While the delivery of healthcare is essential to staying healthy and getting well, it is not the only determinant of health. Other factors such as psychosocial factors and environmental conditions in which people live, work, and age can have a far greater influence. These factors are referred to as social determinants of health. Existing evidence has found that addressing social determinants of health like housing and food, is effective in improving patient health outcomes and decreasing healthcare costs.
Social determinants of health can significantly affect a person’s overall health and quality of life. Patients with social determinants that negatively impact health, such as lack of access to transportation and the place in which they live, can be exceptionally challenging to keep healthy and often rely on the emergency department (ED) for care. Reaching and engaging with patients in primary care settings can be vital to addressing patient needs. The positive influence of community health workers (CHWs) acting as a bridge between vulnerable patients and the healthcare system has shown to decrease emergency department visits and hospital admissions.
Partners HealthCare, a non-profit health system located in Boston, recognized that meeting the needs of vulnerable patient populations was an opportunity to improve patient outcomes as well as reduce cost. Through its integrated care management program (iCMP), the Partners system had some success in improving the care delivered to underserved communities. Partners’ academic medical centers, Brigham and Women’s Hospital and Massachusetts General Hospital, conducted pilots which focused on the CHW role; one model that empowered CHWs to serve as care leads, and one model that incorporated CHWs into the care team.
Integration of CHWs into the iCMP is yielding positive results for both pilots.

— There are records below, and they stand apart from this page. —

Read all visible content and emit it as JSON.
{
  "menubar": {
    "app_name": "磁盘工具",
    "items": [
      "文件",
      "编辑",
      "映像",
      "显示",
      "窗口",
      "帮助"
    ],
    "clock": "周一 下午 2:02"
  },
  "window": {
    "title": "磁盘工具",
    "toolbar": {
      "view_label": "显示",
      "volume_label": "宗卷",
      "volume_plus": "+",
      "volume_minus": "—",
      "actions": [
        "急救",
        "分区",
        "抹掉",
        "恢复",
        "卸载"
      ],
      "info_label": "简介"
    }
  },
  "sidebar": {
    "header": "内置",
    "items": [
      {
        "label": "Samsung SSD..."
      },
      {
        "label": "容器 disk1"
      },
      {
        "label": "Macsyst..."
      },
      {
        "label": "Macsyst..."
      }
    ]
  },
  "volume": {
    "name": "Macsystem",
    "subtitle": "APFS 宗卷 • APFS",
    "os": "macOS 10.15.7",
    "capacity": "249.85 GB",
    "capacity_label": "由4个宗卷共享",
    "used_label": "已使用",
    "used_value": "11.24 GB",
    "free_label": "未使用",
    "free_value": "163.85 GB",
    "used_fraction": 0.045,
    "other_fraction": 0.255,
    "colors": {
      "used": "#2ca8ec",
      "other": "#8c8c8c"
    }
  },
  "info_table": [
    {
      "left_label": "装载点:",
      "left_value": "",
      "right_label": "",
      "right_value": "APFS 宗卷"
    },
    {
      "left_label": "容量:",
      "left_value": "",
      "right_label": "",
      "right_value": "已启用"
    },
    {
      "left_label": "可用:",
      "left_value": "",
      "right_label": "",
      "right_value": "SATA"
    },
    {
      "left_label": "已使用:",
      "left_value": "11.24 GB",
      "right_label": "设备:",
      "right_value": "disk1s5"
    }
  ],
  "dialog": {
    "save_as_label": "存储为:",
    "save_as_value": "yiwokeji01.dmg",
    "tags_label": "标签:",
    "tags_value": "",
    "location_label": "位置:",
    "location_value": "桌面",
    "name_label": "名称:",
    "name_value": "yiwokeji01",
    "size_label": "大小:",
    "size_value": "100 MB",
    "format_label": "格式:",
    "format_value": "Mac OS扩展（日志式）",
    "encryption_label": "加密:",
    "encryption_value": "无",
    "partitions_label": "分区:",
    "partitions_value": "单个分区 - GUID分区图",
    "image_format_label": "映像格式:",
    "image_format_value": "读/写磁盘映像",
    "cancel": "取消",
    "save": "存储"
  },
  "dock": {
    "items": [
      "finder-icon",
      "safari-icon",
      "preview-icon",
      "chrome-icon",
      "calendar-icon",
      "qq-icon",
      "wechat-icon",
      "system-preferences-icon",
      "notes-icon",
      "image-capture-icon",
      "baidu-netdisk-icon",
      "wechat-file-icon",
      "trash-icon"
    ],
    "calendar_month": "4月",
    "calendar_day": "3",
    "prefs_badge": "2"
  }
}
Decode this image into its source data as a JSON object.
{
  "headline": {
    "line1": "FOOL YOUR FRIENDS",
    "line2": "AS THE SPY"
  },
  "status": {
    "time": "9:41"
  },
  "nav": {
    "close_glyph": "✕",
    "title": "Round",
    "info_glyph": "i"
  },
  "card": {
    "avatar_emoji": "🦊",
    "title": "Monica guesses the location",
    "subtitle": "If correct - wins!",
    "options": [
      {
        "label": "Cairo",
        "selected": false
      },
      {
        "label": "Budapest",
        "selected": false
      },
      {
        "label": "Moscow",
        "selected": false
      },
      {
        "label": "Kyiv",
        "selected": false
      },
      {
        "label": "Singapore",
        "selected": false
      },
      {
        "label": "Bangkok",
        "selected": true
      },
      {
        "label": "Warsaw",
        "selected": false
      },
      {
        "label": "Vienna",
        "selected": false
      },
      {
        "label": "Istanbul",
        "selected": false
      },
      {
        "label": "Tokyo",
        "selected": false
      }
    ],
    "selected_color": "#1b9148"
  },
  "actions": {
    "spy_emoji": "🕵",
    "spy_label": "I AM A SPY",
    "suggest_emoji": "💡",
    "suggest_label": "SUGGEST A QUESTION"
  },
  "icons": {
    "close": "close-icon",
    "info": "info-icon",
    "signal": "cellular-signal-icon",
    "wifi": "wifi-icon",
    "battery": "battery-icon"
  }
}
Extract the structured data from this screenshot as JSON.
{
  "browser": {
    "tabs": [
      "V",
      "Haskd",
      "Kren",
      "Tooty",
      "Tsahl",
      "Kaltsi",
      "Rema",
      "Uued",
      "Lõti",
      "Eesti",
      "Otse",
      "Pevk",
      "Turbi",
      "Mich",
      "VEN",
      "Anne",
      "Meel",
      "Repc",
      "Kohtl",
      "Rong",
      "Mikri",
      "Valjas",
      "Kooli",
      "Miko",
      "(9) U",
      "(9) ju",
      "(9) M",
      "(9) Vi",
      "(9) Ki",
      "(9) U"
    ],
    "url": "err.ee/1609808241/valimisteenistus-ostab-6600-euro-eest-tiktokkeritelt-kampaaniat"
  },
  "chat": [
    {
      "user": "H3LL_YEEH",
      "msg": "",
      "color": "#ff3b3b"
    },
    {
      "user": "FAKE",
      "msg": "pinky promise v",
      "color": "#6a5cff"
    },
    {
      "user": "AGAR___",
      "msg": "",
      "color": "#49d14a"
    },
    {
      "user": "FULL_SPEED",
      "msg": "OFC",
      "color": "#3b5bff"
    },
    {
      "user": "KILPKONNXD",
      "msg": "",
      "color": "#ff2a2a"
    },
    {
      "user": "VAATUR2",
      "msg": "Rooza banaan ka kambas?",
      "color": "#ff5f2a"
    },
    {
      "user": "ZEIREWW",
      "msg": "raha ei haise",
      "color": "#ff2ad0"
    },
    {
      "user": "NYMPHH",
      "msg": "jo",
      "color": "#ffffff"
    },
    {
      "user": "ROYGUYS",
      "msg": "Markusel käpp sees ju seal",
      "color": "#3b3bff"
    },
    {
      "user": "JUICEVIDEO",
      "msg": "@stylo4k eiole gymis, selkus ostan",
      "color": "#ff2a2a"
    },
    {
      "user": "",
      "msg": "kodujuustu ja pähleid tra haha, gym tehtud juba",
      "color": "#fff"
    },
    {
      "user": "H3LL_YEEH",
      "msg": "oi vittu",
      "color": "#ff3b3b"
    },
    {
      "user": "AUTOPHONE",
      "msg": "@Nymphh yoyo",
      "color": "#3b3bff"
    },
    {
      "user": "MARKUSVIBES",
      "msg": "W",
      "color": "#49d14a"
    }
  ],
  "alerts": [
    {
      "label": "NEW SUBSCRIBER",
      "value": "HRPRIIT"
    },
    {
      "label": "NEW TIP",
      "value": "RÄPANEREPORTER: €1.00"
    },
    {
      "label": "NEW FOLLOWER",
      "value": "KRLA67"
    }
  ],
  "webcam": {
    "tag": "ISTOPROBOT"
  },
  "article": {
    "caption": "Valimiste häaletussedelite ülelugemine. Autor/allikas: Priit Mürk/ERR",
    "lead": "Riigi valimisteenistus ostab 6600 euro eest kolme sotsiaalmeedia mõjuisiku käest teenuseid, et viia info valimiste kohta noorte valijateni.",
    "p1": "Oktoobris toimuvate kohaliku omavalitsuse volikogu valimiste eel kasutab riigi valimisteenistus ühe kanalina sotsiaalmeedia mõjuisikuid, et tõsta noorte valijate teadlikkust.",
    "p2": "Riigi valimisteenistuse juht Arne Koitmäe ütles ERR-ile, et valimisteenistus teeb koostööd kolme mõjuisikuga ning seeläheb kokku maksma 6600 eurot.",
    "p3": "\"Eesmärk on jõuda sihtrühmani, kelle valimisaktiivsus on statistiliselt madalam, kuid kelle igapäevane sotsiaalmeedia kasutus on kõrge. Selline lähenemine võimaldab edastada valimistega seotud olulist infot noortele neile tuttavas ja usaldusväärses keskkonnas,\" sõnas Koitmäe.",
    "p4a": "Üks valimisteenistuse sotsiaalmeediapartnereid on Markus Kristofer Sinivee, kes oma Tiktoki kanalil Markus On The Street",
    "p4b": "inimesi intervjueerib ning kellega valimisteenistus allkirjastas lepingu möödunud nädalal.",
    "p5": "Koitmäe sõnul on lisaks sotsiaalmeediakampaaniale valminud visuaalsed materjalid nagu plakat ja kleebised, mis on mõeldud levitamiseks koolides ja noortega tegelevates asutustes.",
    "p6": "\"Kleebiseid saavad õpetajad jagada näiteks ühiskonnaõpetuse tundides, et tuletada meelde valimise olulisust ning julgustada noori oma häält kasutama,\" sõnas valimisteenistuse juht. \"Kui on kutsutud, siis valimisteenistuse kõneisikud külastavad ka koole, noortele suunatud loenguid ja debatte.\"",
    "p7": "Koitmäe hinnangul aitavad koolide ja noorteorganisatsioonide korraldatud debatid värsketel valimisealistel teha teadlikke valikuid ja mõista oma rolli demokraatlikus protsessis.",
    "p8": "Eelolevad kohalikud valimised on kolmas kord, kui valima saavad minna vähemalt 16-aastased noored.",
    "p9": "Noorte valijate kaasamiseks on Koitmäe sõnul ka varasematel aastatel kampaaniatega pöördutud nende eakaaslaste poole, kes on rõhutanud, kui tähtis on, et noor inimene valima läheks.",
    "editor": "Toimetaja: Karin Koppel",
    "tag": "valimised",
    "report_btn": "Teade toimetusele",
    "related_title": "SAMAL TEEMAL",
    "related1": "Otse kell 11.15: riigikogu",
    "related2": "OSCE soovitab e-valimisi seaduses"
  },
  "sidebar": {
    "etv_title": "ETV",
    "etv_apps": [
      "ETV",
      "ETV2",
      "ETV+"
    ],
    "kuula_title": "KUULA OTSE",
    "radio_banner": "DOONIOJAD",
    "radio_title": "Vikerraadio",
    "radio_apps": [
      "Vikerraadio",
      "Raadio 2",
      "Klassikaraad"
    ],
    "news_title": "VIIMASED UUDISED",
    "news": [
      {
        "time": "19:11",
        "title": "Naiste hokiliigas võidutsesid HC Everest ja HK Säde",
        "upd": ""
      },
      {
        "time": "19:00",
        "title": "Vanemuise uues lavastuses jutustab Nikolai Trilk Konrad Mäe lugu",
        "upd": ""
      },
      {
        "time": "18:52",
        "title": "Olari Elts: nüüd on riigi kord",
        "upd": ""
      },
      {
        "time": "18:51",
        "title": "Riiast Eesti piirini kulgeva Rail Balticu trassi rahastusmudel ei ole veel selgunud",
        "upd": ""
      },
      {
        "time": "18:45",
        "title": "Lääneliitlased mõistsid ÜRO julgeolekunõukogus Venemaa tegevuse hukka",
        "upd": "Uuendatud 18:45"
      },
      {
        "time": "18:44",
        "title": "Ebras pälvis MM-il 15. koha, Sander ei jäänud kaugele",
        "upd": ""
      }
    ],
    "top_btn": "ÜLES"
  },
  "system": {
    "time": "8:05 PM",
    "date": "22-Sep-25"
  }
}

Using a pilot conducted at Brigham and Women’s Hospital and Massachusetts General Hospital, when comparing the difference in six months post-program outcomes to six months pre-program outcomes:
When the CHW functions as a lead, results include a:
$664 larger per member per month (PMPM) reduction in total medical expense and an 11 percent larger reduction in ED visits compared to the control group.
When the CHW functions as a part of the care team, results include a:
$635 larger PMPM increase in total medical expense, however, patients with a CHW team member had a 28 percent larger reduction in ED visits, and an 11 percent larger decrease in office no-show rates compared to the control group.